Records from a collection
# # # # #

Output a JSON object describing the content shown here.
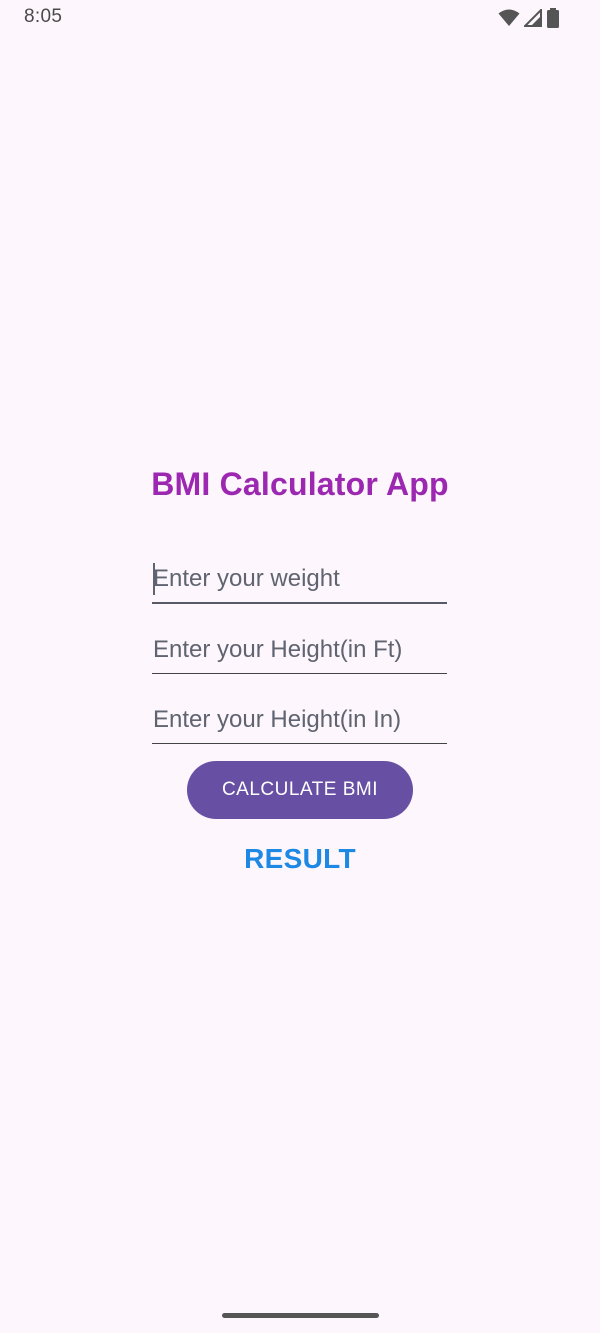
{
  "status_bar": {
    "time": "8:05",
    "icons": [
      "wifi-icon",
      "cellular-signal-icon",
      "battery-icon"
    ]
  },
  "app": {
    "title": "BMI Calculator App",
    "weight_placeholder": "Enter your weight",
    "height_ft_placeholder": "Enter your Height(in Ft)",
    "height_in_placeholder": "Enter your Height(in In)",
    "calculate_label": "CALCULATE BMI",
    "result_label": "RESULT"
  },
  "colors": {
    "background": "#fdf6fc",
    "title": "#9c27b0",
    "button": "#6750a4",
    "result": "#1e88e5"
  }
}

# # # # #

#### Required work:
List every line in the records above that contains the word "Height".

#### Reply:
    "height_ft_placeholder": "Enter your Height(in Ft)",
    "height_in_placeholder": "Enter your Height(in In)",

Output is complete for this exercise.